Leave the images behind and copy every record exactly.

(App and web page records)
------------
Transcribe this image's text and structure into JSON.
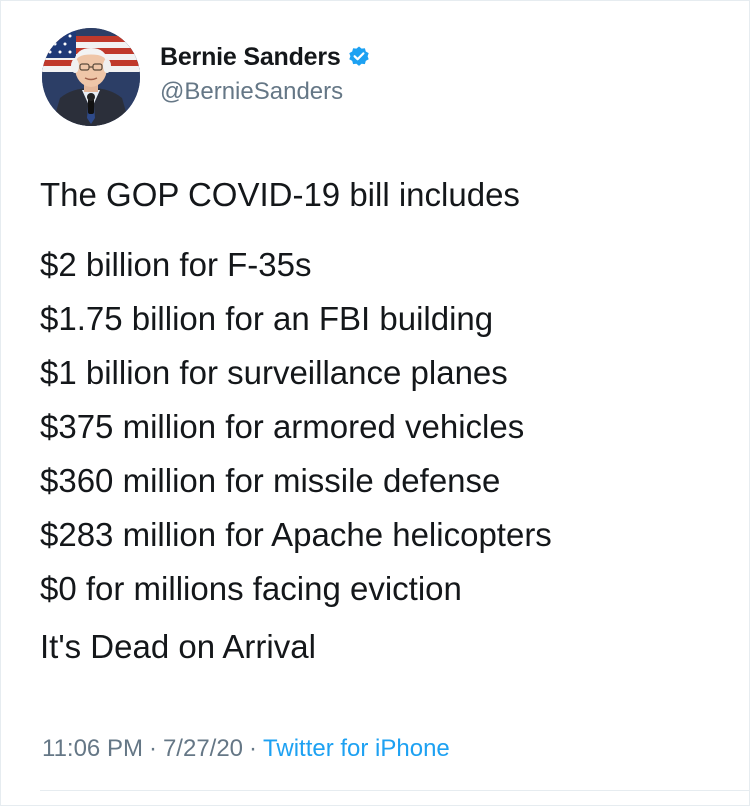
{
  "author": {
    "display_name": "Bernie Sanders",
    "handle": "@BernieSanders",
    "verified": true,
    "verified_icon": "verified-badge-icon"
  },
  "tweet": {
    "intro": "The GOP COVID-19 bill includes",
    "lines": [
      "$2 billion for F-35s",
      "$1.75 billion for an FBI building",
      "$1 billion for surveillance planes",
      "$375 million for armored vehicles",
      "$360 million for missile defense",
      "$283 million for Apache helicopters",
      "$0 for millions facing eviction"
    ],
    "closing": "It's Dead on Arrival"
  },
  "meta": {
    "time": "11:06 PM",
    "date": "7/27/20",
    "separator": "·",
    "source": "Twitter for iPhone"
  },
  "colors": {
    "text": "#14171a",
    "secondary": "#657786",
    "link": "#1da1f2",
    "verified": "#1da1f2",
    "border": "#e6ecf0"
  }
}
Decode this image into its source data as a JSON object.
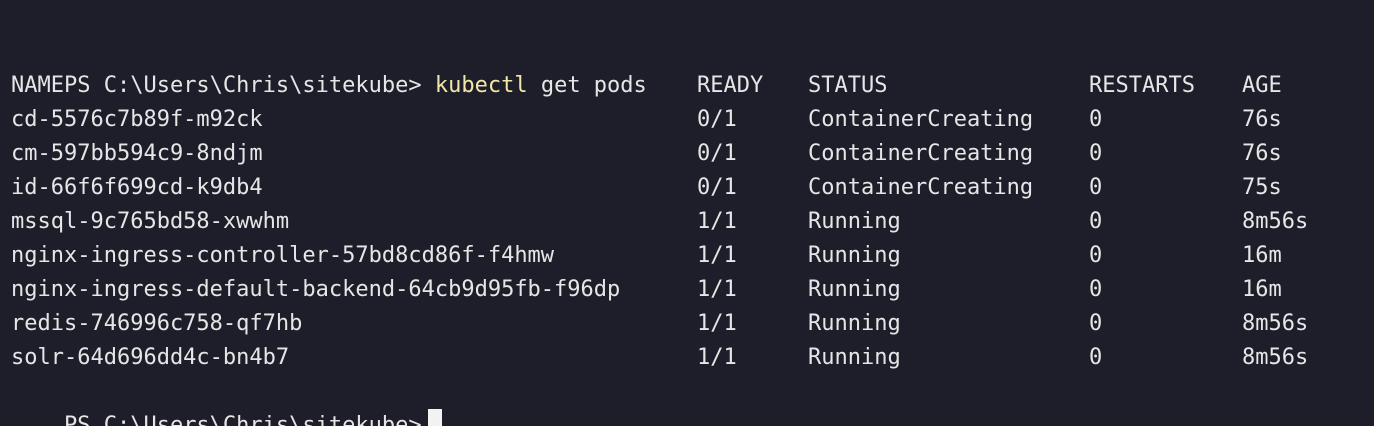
{
  "prompt": "PS C:\\Users\\Chris\\sitekube> ",
  "command": {
    "program": "kubectl",
    "args": " get pods"
  },
  "colors": {
    "background": "#1e1e2a",
    "text": "#e6e6e6",
    "command_highlight": "#f2e7a8"
  },
  "table": {
    "headers": {
      "name": "NAME",
      "ready": "READY",
      "status": "STATUS",
      "restarts": "RESTARTS",
      "age": "AGE"
    },
    "rows": [
      {
        "name": "cd-5576c7b89f-m92ck",
        "ready": "0/1",
        "status": "ContainerCreating",
        "restarts": "0",
        "age": "76s"
      },
      {
        "name": "cm-597bb594c9-8ndjm",
        "ready": "0/1",
        "status": "ContainerCreating",
        "restarts": "0",
        "age": "76s"
      },
      {
        "name": "id-66f6f699cd-k9db4",
        "ready": "0/1",
        "status": "ContainerCreating",
        "restarts": "0",
        "age": "75s"
      },
      {
        "name": "mssql-9c765bd58-xwwhm",
        "ready": "1/1",
        "status": "Running",
        "restarts": "0",
        "age": "8m56s"
      },
      {
        "name": "nginx-ingress-controller-57bd8cd86f-f4hmw",
        "ready": "1/1",
        "status": "Running",
        "restarts": "0",
        "age": "16m"
      },
      {
        "name": "nginx-ingress-default-backend-64cb9d95fb-f96dp",
        "ready": "1/1",
        "status": "Running",
        "restarts": "0",
        "age": "16m"
      },
      {
        "name": "redis-746996c758-qf7hb",
        "ready": "1/1",
        "status": "Running",
        "restarts": "0",
        "age": "8m56s"
      },
      {
        "name": "solr-64d696dd4c-bn4b7",
        "ready": "1/1",
        "status": "Running",
        "restarts": "0",
        "age": "8m56s"
      }
    ]
  },
  "final_prompt": "PS C:\\Users\\Chris\\sitekube>"
}
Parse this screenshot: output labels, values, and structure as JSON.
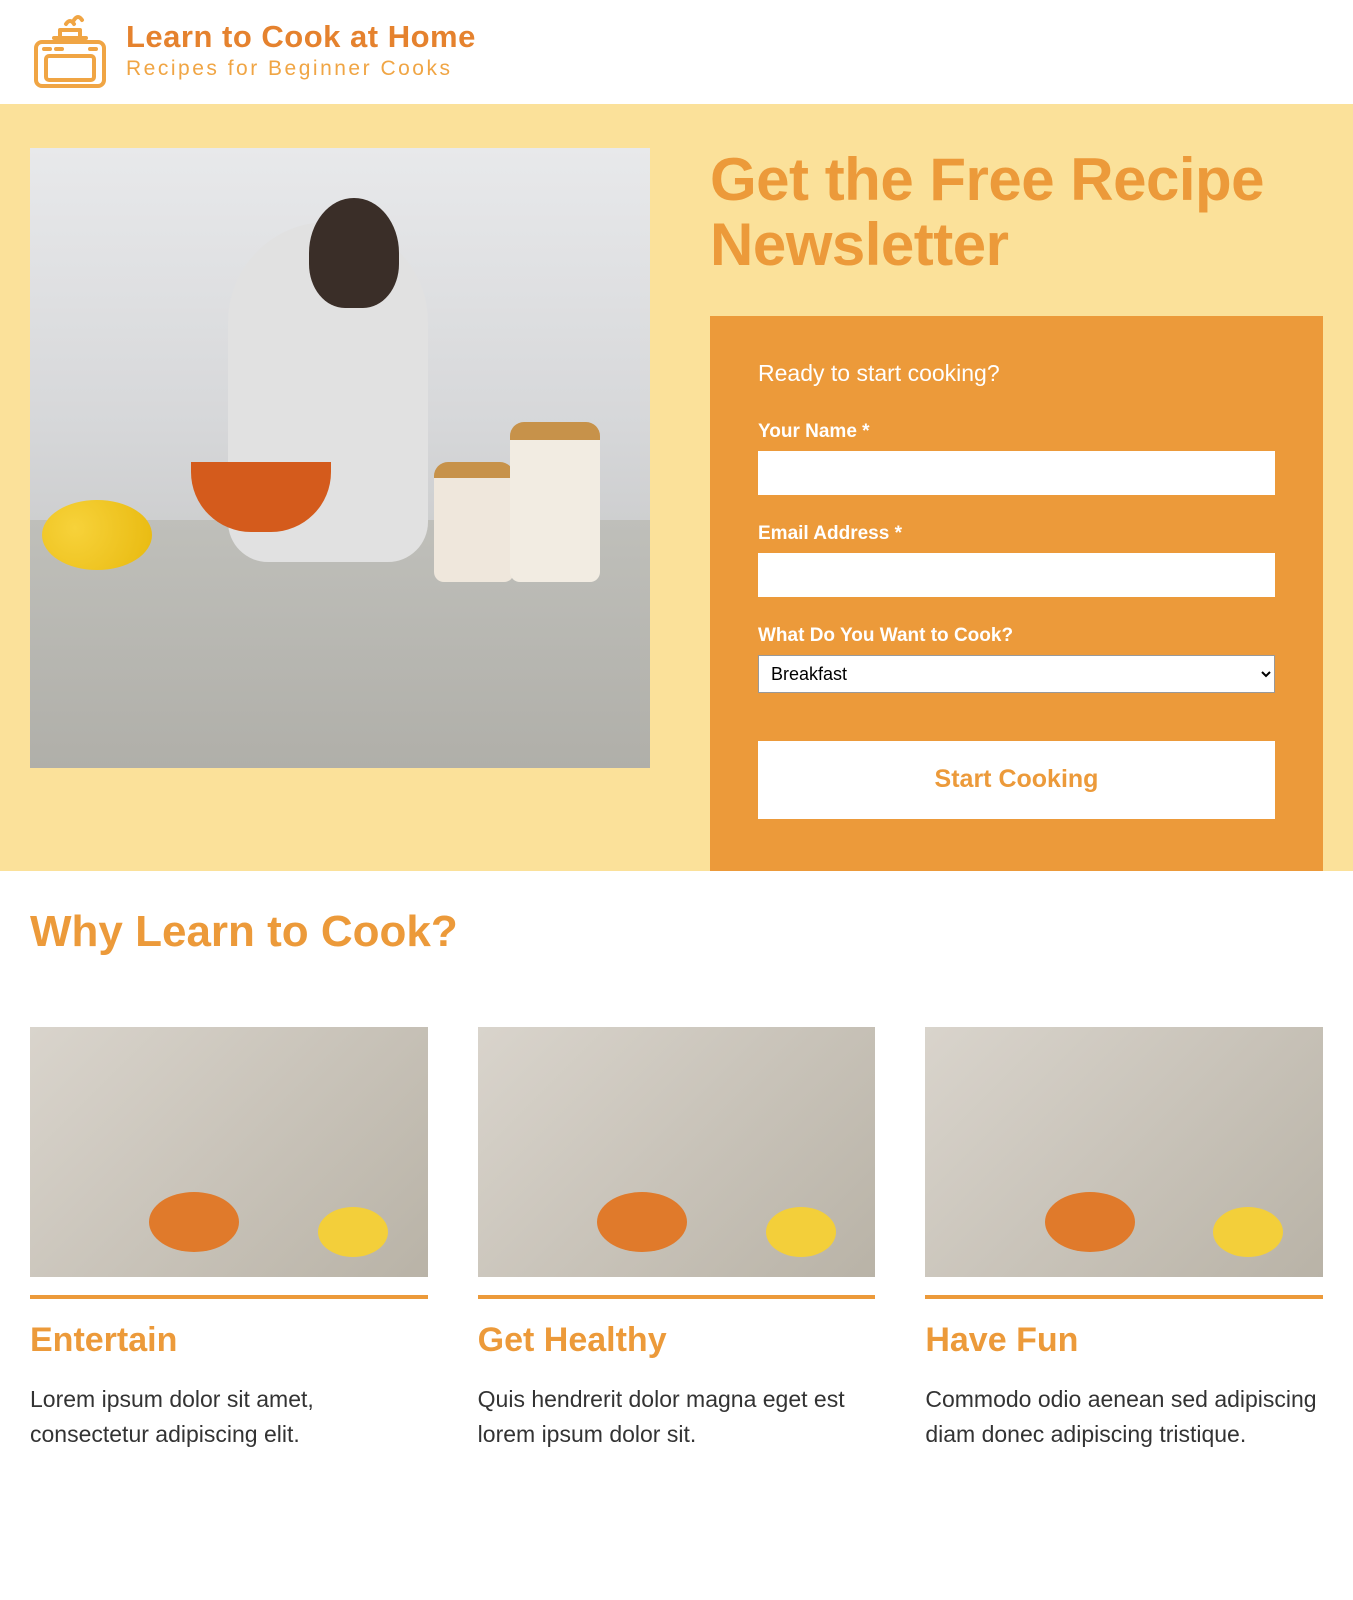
{
  "header": {
    "site_title": "Learn to Cook at Home",
    "tagline": "Recipes for Beginner Cooks"
  },
  "hero": {
    "title": "Get the Free Recipe Newsletter",
    "form": {
      "intro": "Ready to start cooking?",
      "name_label": "Your Name *",
      "email_label": "Email Address *",
      "select_label": "What Do You Want to Cook?",
      "select_value": "Breakfast",
      "submit_label": "Start Cooking"
    }
  },
  "why": {
    "title": "Why Learn to Cook?",
    "cards": [
      {
        "title": "Entertain",
        "text": "Lorem ipsum dolor sit amet, consectetur adipiscing elit."
      },
      {
        "title": "Get Healthy",
        "text": "Quis hendrerit dolor magna eget est lorem ipsum dolor sit."
      },
      {
        "title": "Have Fun",
        "text": "Commodo odio aenean sed adipiscing diam donec adipiscing tristique."
      }
    ]
  },
  "colors": {
    "accent": "#ec9a3a",
    "accent_dark": "#e5822e",
    "hero_bg": "#fbe19a"
  }
}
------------
Solution to this exercise ▸
Transcribe this image's text and structure into JSON.
{
  "author": {
    "display_name": "Bernie Sanders",
    "handle": "@BernieSanders",
    "verified": true,
    "verified_icon": "verified-badge-icon"
  },
  "tweet": {
    "intro": "The GOP COVID-19 bill includes",
    "lines": [
      "$2 billion for F-35s",
      "$1.75 billion for an FBI building",
      "$1 billion for surveillance planes",
      "$375 million for armored vehicles",
      "$360 million for missile defense",
      "$283 million for Apache helicopters",
      "$0 for millions facing eviction"
    ],
    "closing": "It's Dead on Arrival"
  },
  "meta": {
    "time": "11:06 PM",
    "date": "7/27/20",
    "separator": "·",
    "source": "Twitter for iPhone"
  },
  "colors": {
    "text": "#14171a",
    "secondary": "#657786",
    "link": "#1da1f2",
    "verified": "#1da1f2",
    "border": "#e6ecf0"
  }
}
Decode this image into its source data as a JSON object.
{
  "prompt": "PS C:\\Users\\Chris\\sitekube> ",
  "command": {
    "program": "kubectl",
    "args": " get pods"
  },
  "colors": {
    "background": "#1e1e2a",
    "text": "#e6e6e6",
    "command_highlight": "#f2e7a8"
  },
  "table": {
    "headers": {
      "name": "NAME",
      "ready": "READY",
      "status": "STATUS",
      "restarts": "RESTARTS",
      "age": "AGE"
    },
    "rows": [
      {
        "name": "cd-5576c7b89f-m92ck",
        "ready": "0/1",
        "status": "ContainerCreating",
        "restarts": "0",
        "age": "76s"
      },
      {
        "name": "cm-597bb594c9-8ndjm",
        "ready": "0/1",
        "status": "ContainerCreating",
        "restarts": "0",
        "age": "76s"
      },
      {
        "name": "id-66f6f699cd-k9db4",
        "ready": "0/1",
        "status": "ContainerCreating",
        "restarts": "0",
        "age": "75s"
      },
      {
        "name": "mssql-9c765bd58-xwwhm",
        "ready": "1/1",
        "status": "Running",
        "restarts": "0",
        "age": "8m56s"
      },
      {
        "name": "nginx-ingress-controller-57bd8cd86f-f4hmw",
        "ready": "1/1",
        "status": "Running",
        "restarts": "0",
        "age": "16m"
      },
      {
        "name": "nginx-ingress-default-backend-64cb9d95fb-f96dp",
        "ready": "1/1",
        "status": "Running",
        "restarts": "0",
        "age": "16m"
      },
      {
        "name": "redis-746996c758-qf7hb",
        "ready": "1/1",
        "status": "Running",
        "restarts": "0",
        "age": "8m56s"
      },
      {
        "name": "solr-64d696dd4c-bn4b7",
        "ready": "1/1",
        "status": "Running",
        "restarts": "0",
        "age": "8m56s"
      }
    ]
  },
  "final_prompt": "PS C:\\Users\\Chris\\sitekube>"
}
Parse this screenshot: output labels, values, and structure as JSON.
{
  "header": {
    "site_title": "Learn to Cook at Home",
    "tagline": "Recipes for Beginner Cooks"
  },
  "hero": {
    "title": "Get the Free Recipe Newsletter",
    "form": {
      "intro": "Ready to start cooking?",
      "name_label": "Your Name *",
      "email_label": "Email Address *",
      "select_label": "What Do You Want to Cook?",
      "select_value": "Breakfast",
      "submit_label": "Start Cooking"
    }
  },
  "why": {
    "title": "Why Learn to Cook?",
    "cards": [
      {
        "title": "Entertain",
        "text": "Lorem ipsum dolor sit amet, consectetur adipiscing elit."
      },
      {
        "title": "Get Healthy",
        "text": "Quis hendrerit dolor magna eget est lorem ipsum dolor sit."
      },
      {
        "title": "Have Fun",
        "text": "Commodo odio aenean sed adipiscing diam donec adipiscing tristique."
      }
    ]
  },
  "colors": {
    "accent": "#ec9a3a",
    "accent_dark": "#e5822e",
    "hero_bg": "#fbe19a"
  }
}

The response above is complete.